“Every episode it’s grown,” says Saunders. Most recently, they’ve made major upgrades to their cameras and lenses, “so Season 5 is just going to be astronomically better.”
The creators of the series are just a fraction of the people who have made “Live at the Roslyn” what it is today. The production team is known as The Village Idiots and includes Joey Senft, Kevin Maretz and Mike Osikoya (all photographer/videographers); Atom Dzaman (lighting); and Derek Benjamin (audio engineer). Also to thank are the people who helped push the evolution of the program like Morgan Coates, Evan St. Cyr at Arcade Studios, and James Hebert.
“We are all Village Idiots”
But “we are all Village Idiots” maintain Repay and Saunders, always quick to credit the community before themselves.
The reason The Village Idiots have grown so near and dear to Winnipeg’s heart is that they are champions for the music-loving community. “Live at the Roslyn” makes local music more accessible to audiences who may struggle with tight budgets or schedules. It’s a valuable cultural service that ultimately makes it easier for audiences to continue supporting local arts.
“When you really embrace the local, you can find what you want in life,” says Saunders. “It can be way cheaper, way more fulfilling. And I appreciate the relationships you grow with these people.”
“You can idolize people that you pay $200 – $300 to see at the Bell MTS Place, or you can find them locally here and you can be like, wow, I can idolize these people.”
Even the Village Idiots couldn’t escape the wave of cancellations.
Four years since “Live at Roslyn” began, live stream concerts have become more relevant than ever, but with the performing arts on an industry-wide hiatus due to the COVID-19 pandemic, even the Village Idiots couldn’t escape the wave of cancellations.
“Kevin and I are hopping in a car with Jeremy Koz to go to the Junos,” says Saunders. “March 12th we’re on the road, in the car, we stop in Eli at Tim Hortons and our phones are blowing up, ‘Did you see the Junos are cancelled?’ We were shocked…we turned around and we came back home! So, I remember that weekend, I remember everything about it so vividly because that was a big weekend for us and then life forever was different.”
They went on to tape one more “Live at the Roslyn” until it became clear that even having people over to the apartment was taboo.
Now the industry has been able to adapt a little to these tumultuous times where dates can’t stay set.

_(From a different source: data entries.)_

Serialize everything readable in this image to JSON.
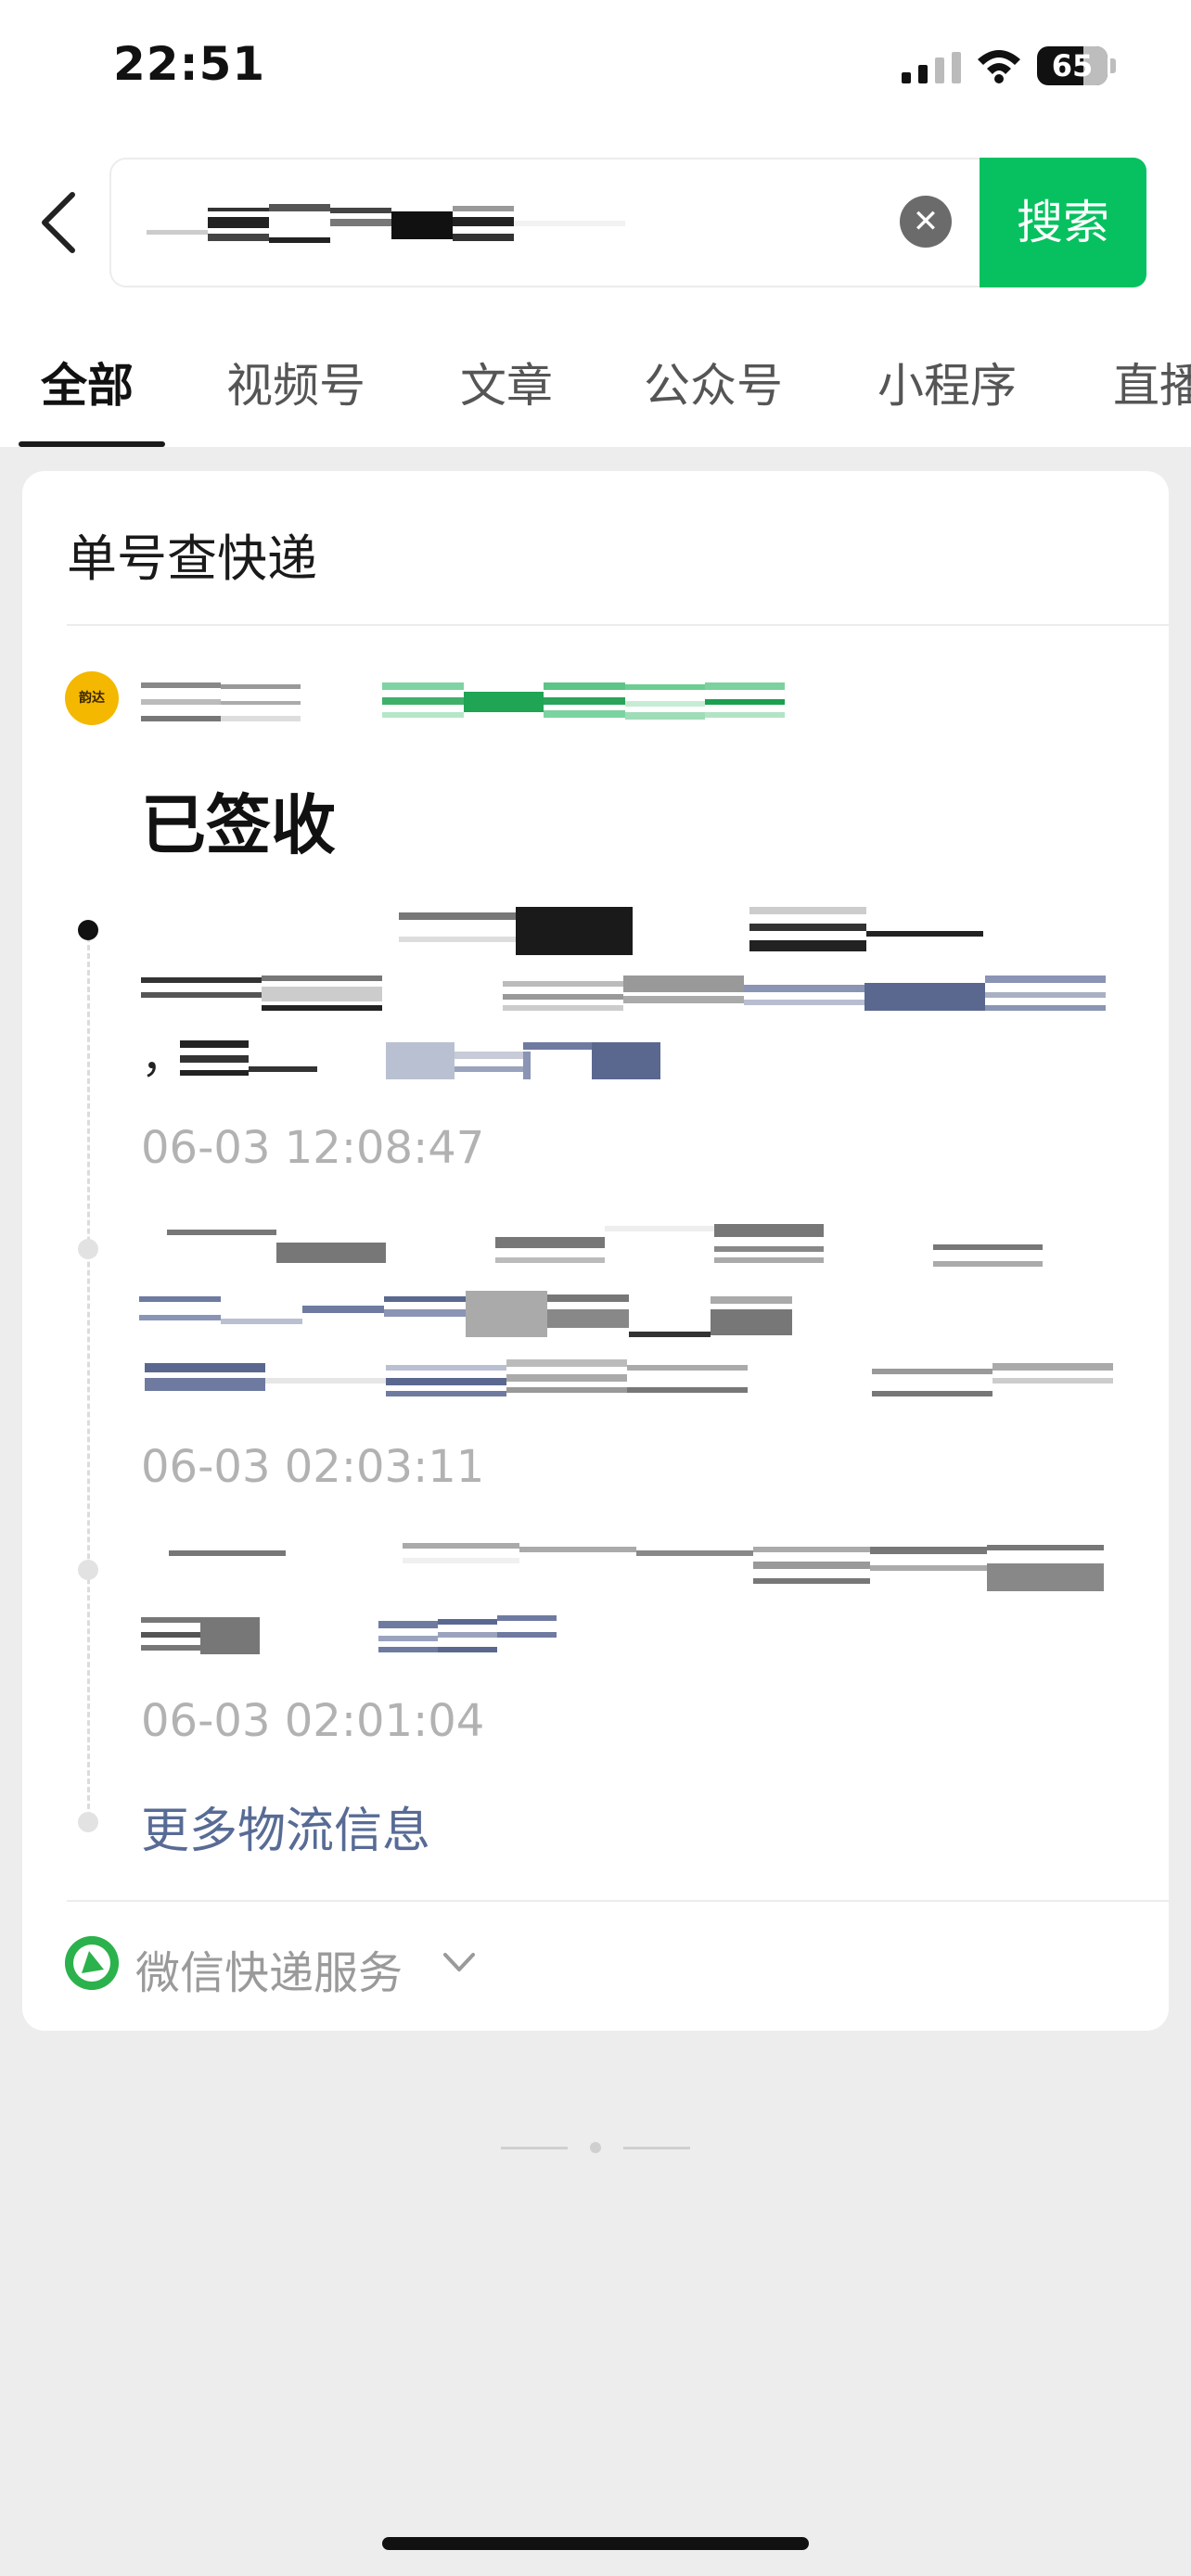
{
  "status_bar": {
    "time": "22:51",
    "battery": "65"
  },
  "search": {
    "submit_label": "搜索",
    "clear_icon": "✕"
  },
  "tabs": [
    {
      "label": "全部",
      "active": true
    },
    {
      "label": "视频号"
    },
    {
      "label": "文章"
    },
    {
      "label": "公众号"
    },
    {
      "label": "小程序"
    },
    {
      "label": "直播"
    }
  ],
  "card": {
    "title": "单号查快递",
    "carrier_logo_text": "韵达",
    "status": "已签收",
    "events": [
      {
        "prefix": "，",
        "time": "06-03 12:08:47"
      },
      {
        "time": "06-03 02:03:11"
      },
      {
        "time": "06-03 02:01:04"
      }
    ],
    "more_label": "更多物流信息",
    "service_label": "微信快递服务"
  },
  "colors": {
    "accent": "#07c160",
    "link": "#576b95",
    "muted": "#b2b2b2"
  }
}
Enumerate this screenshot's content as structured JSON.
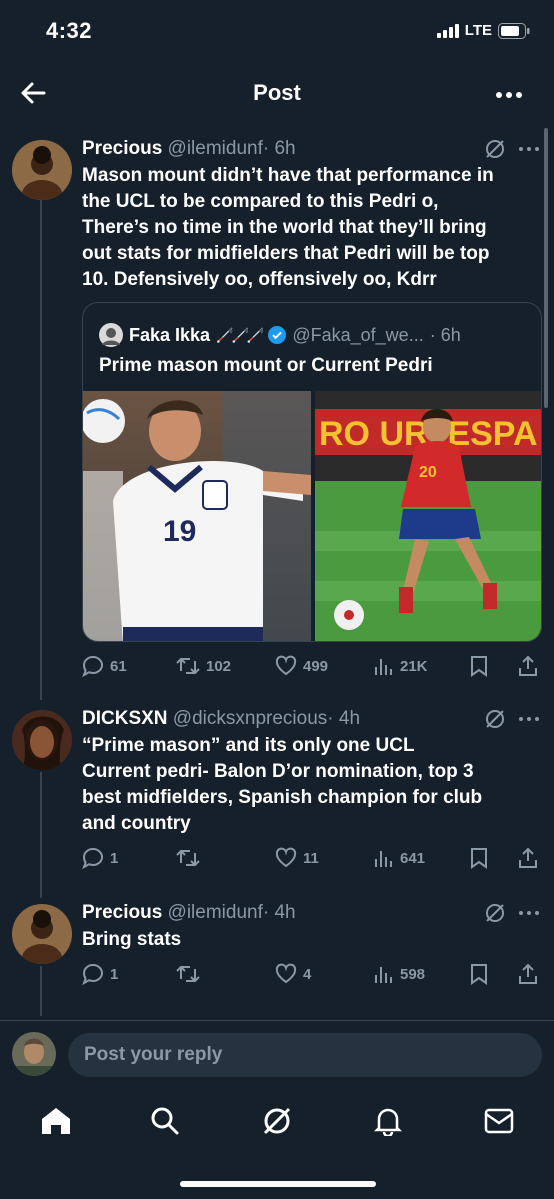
{
  "status": {
    "time": "4:32",
    "network": "LTE"
  },
  "header": {
    "title": "Post"
  },
  "tweets": [
    {
      "name": "Precious",
      "handle": "@ilemidunf",
      "time": "· 6h",
      "text": [
        "Mason mount didn’t have that performance in",
        "the UCL to be compared to this Pedri o,",
        "There’s no time in the world that they’ll bring",
        "out stats for midfielders that Pedri will be top",
        "10. Defensively oo, offensively oo, Kdrr"
      ],
      "quote": {
        "name": "Faka Ikka",
        "emoji": "🦯🦯🦯",
        "handle": "@Faka_of_we...",
        "time": "· 6h",
        "text": "Prime mason mount or Current Pedri",
        "shirt_left": "19",
        "shirt_right": "20",
        "banner_text": "RO  URI  ESPA"
      },
      "actions": {
        "replies": "61",
        "retweets": "102",
        "likes": "499",
        "views": "21K"
      }
    },
    {
      "name": "DICKSXN",
      "handle": "@dicksxnprecious",
      "time": "· 4h",
      "text": [
        "“Prime mason” and its only one UCL",
        "Current pedri- Balon D’or nomination, top 3",
        "best midfielders, Spanish champion for club",
        "and country"
      ],
      "actions": {
        "replies": "1",
        "retweets": "",
        "likes": "11",
        "views": "641"
      }
    },
    {
      "name": "Precious",
      "handle": "@ilemidunf",
      "time": "· 4h",
      "text": [
        "Bring stats"
      ],
      "actions": {
        "replies": "1",
        "retweets": "",
        "likes": "4",
        "views": "598"
      }
    }
  ],
  "reply": {
    "placeholder": "Post your reply"
  },
  "nav": [
    "home-icon",
    "search-icon",
    "grok-icon",
    "notifications-icon",
    "messages-icon"
  ],
  "colors": {
    "background": "#15202b",
    "muted": "#8b98a5",
    "border": "#38444d",
    "verified": "#1d9bf0"
  }
}
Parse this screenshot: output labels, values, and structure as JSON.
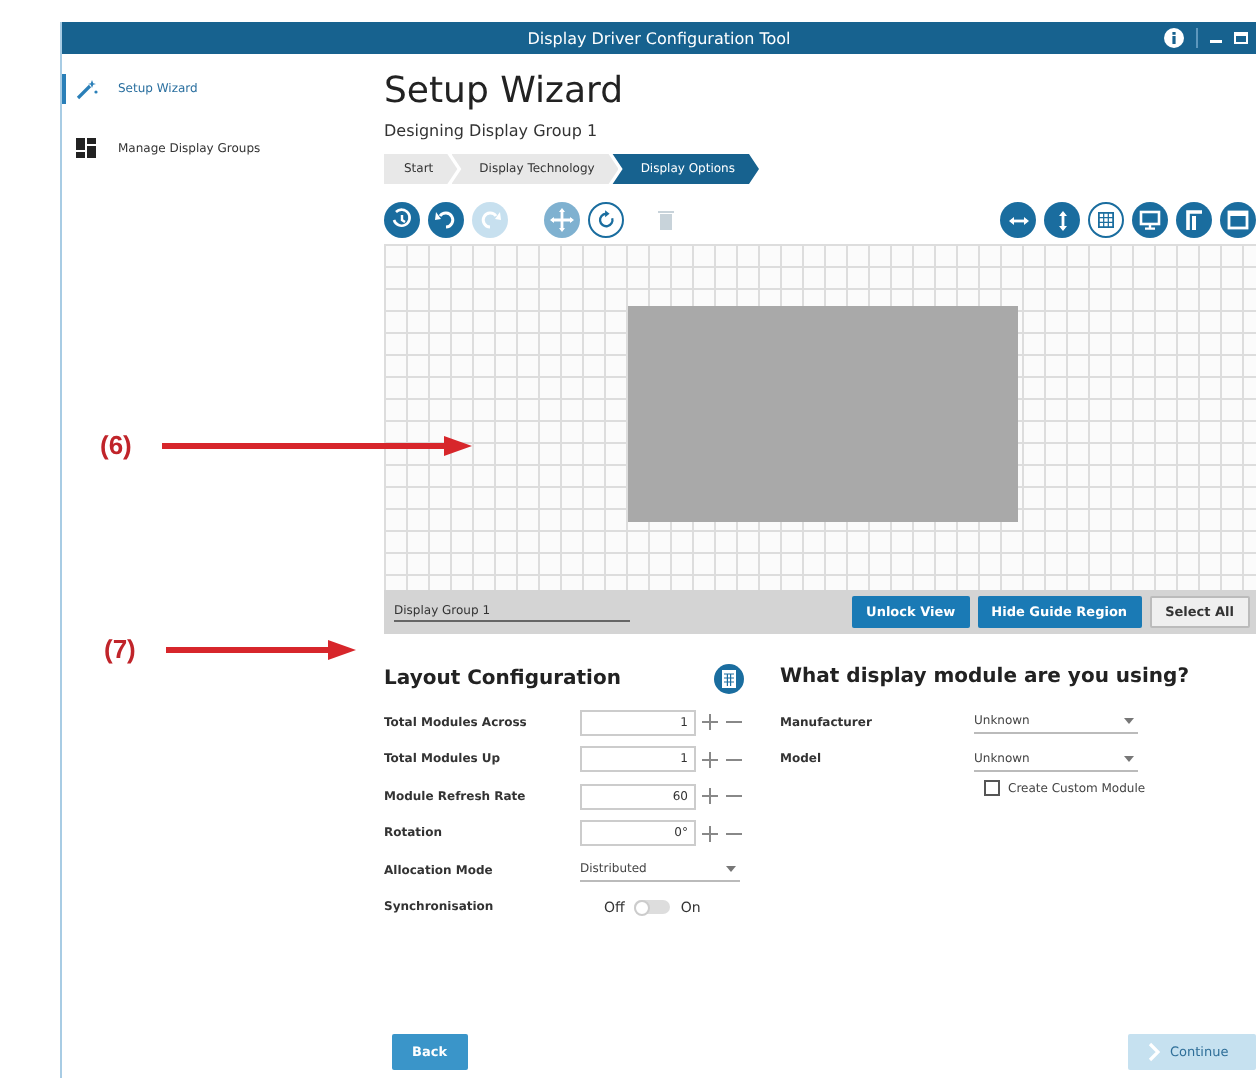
{
  "annotations": [
    {
      "label": "(6)"
    },
    {
      "label": "(7)"
    }
  ],
  "window": {
    "title": "Display Driver Configuration Tool"
  },
  "sidebar": {
    "items": [
      {
        "label": "Setup Wizard",
        "kind": "wand",
        "selected": true
      },
      {
        "label": "Manage Display Groups",
        "kind": "tiles",
        "selected": false
      }
    ]
  },
  "page": {
    "title": "Setup Wizard",
    "subtitle": "Designing Display Group 1"
  },
  "steps": [
    {
      "label": "Start",
      "selected": false
    },
    {
      "label": "Display Technology",
      "selected": false
    },
    {
      "label": "Display Options",
      "selected": true
    }
  ],
  "toolbar": {
    "left": [
      {
        "kind": "history",
        "disabled": false
      },
      {
        "kind": "undo",
        "disabled": false
      },
      {
        "kind": "redo",
        "disabled": true
      },
      {
        "kind": "move"
      },
      {
        "kind": "rotate"
      },
      {
        "kind": "delete",
        "disabled": true
      }
    ],
    "right": [
      {
        "kind": "width",
        "disabled": false
      },
      {
        "kind": "height",
        "disabled": false
      },
      {
        "kind": "grid"
      },
      {
        "kind": "monitor",
        "disabled": false
      },
      {
        "kind": "corner",
        "disabled": false
      },
      {
        "kind": "frame",
        "disabled": false
      }
    ]
  },
  "canvas": {
    "group_name": "Display Group 1",
    "buttons": [
      {
        "label": "Unlock View",
        "kind": "primary"
      },
      {
        "label": "Hide Guide Region",
        "kind": "primary"
      },
      {
        "label": "Select All",
        "kind": "plain"
      }
    ]
  },
  "layout": {
    "title": "Layout Configuration",
    "fields": [
      {
        "label": "Total Modules Across",
        "value": "1"
      },
      {
        "label": "Total Modules Up",
        "value": "1"
      },
      {
        "label": "Module Refresh Rate",
        "value": "60"
      },
      {
        "label": "Rotation",
        "value": "0°"
      }
    ],
    "allocation": {
      "label": "Allocation Mode",
      "value": "Distributed"
    },
    "sync": {
      "label": "Synchronisation",
      "off_label": "Off",
      "on_label": "On",
      "on": false
    }
  },
  "module": {
    "title": "What display module are you using?",
    "selects": [
      {
        "label": "Manufacturer",
        "value": "Unknown"
      },
      {
        "label": "Model",
        "value": "Unknown"
      }
    ],
    "custom": {
      "label": "Create Custom Module",
      "checked": false
    }
  },
  "footer": {
    "back": {
      "label": "Back",
      "disabled": false
    },
    "continue": {
      "label": "Continue",
      "disabled": true
    }
  }
}
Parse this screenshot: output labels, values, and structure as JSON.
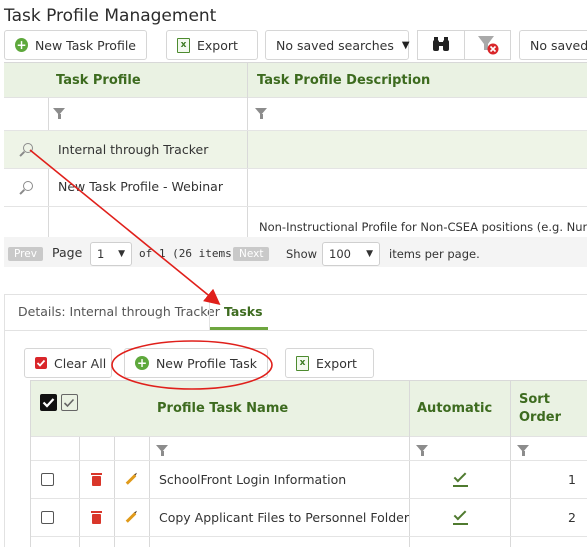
{
  "page": {
    "title": "Task Profile Management"
  },
  "toolbar": {
    "new_task_profile_label": "New Task Profile",
    "export_label": "Export",
    "saved_searches_value": "No saved searches",
    "saved_value_right": "No saved"
  },
  "profiles_grid": {
    "columns": [
      "Task Profile",
      "Task Profile Description"
    ],
    "rows": [
      {
        "name": "Internal through Tracker",
        "description": ""
      },
      {
        "name": "New Task Profile - Webinar",
        "description": ""
      },
      {
        "name": "",
        "description": "Non-Instructional Profile for Non-CSEA positions (e.g. Nurs"
      }
    ]
  },
  "pager": {
    "prev_label": "Prev",
    "page_label": "Page",
    "page_value": "1",
    "of_text": "of 1 (26 items)",
    "next_label": "Next",
    "show_label": "Show",
    "per_page_value": "100",
    "items_per_page_label": "items per page."
  },
  "tabs": [
    {
      "label": "Details: Internal through Tracker",
      "active": false
    },
    {
      "label": "Tasks",
      "active": true
    }
  ],
  "tasks_toolbar": {
    "clear_all_label": "Clear All",
    "new_profile_task_label": "New Profile Task",
    "export_label": "Export"
  },
  "tasks_grid": {
    "columns": [
      "Profile Task Name",
      "Automatic",
      "Sort Order"
    ],
    "rows": [
      {
        "name": "SchoolFront Login Information",
        "automatic": true,
        "sort_order": "1"
      },
      {
        "name": "Copy Applicant Files to Personnel Folder",
        "automatic": true,
        "sort_order": "2"
      }
    ]
  },
  "colors": {
    "accent_green": "#3d6b1f",
    "header_bg": "#eaf2e3",
    "selected_row_bg": "#eef4e7",
    "annotation_red": "#e0201b"
  }
}
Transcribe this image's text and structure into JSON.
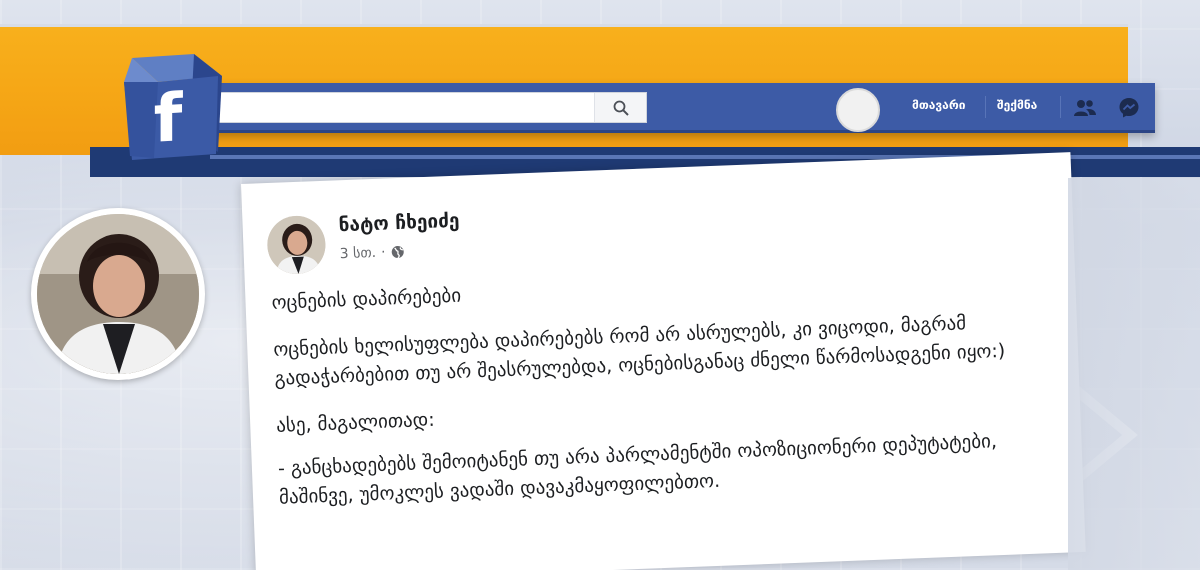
{
  "toolbar": {
    "search_placeholder": "",
    "nav_home": "მთავარი",
    "nav_create": "შექმნა",
    "icons": [
      "search-icon",
      "friends-icon",
      "messenger-icon"
    ]
  },
  "logo": {
    "letter": "f"
  },
  "post": {
    "author": "ნატო ჩხეიძე",
    "time": "3 სთ.",
    "privacy_icon": "globe-icon",
    "menu_icon": "more-dots-icon",
    "paragraphs": [
      "ოცნების დაპირებები",
      "ოცნების ხელისუფლება  დაპირებებს რომ არ ასრულებს, კი ვიცოდი, მაგრამ გადაჭარბებით  თუ არ შეასრულებდა, ოცნებისგანაც ძნელი წარმოსადგენი იყო:)",
      "ასე, მაგალითად:",
      "- განცხადებებს შემოიტანენ თუ არა პარლამენტში ოპოზიციონერი დეპუტატები, მაშინვე, უმოკლეს  ვადაში დავაკმაყოფილებთო."
    ]
  },
  "colors": {
    "facebook_blue": "#3d5ba6",
    "banner_orange": "#f5a515",
    "dark_blue_band": "#1f3a74"
  }
}
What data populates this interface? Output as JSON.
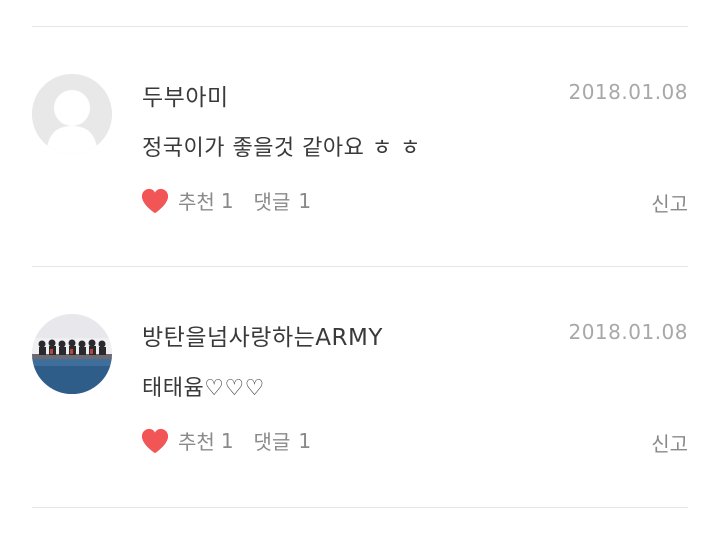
{
  "comments": [
    {
      "author": "두부아미",
      "date": "2018.01.08",
      "text": "정국이가 좋을것 같아요 ㅎ ㅎ",
      "like_label": "추천",
      "like_count": "1",
      "reply_label": "댓글",
      "reply_count": "1",
      "report_label": "신고",
      "avatar": "default-user-icon"
    },
    {
      "author": "방탄을넘사랑하는ARMY",
      "date": "2018.01.08",
      "text": "태태윰♡♡♡",
      "like_label": "추천",
      "like_count": "1",
      "reply_label": "댓글",
      "reply_count": "1",
      "report_label": "신고",
      "avatar": "group-photo"
    }
  ],
  "colors": {
    "heart": "#f25555",
    "divider": "#e6e6e6",
    "meta_text": "#8a8a8a",
    "date_text": "#a8a8a8"
  }
}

The Western Canadian Music Awards were hosted online this September and The Village Idiots accepted the award for Impact in Music Marketing.
“It’s pretty surreal…it just goes to show that what we’re doing has a purpose and it’s being recognized.”
“We are available to support bands through the production process to go live.”
Another industry adaptation lies in the diversion of resources from touring grants to online performance media. The Village Idiots are presently calling on musicians to apply for the MFM Online Concert Support Grant, and artists can team up with the Idiots as their presenter.
“We are available to support bands through the production process to go live,” says Repay.
Once life is closer to business as usual and the “Code Orange” is lifted, The Idiots are encouraging people to keep a lookout for the continuation of their regular occurring shows: Sonix Open Mic is a free event occurring every Tuesday at Sonix Bar and Grill (423 McMillan Ave) – an excellent networking opportunity for artists, both established and new; And Original Thursdays at the King’s Head (120 Kings St) is a great way to catch up with your favourite acts over a pint.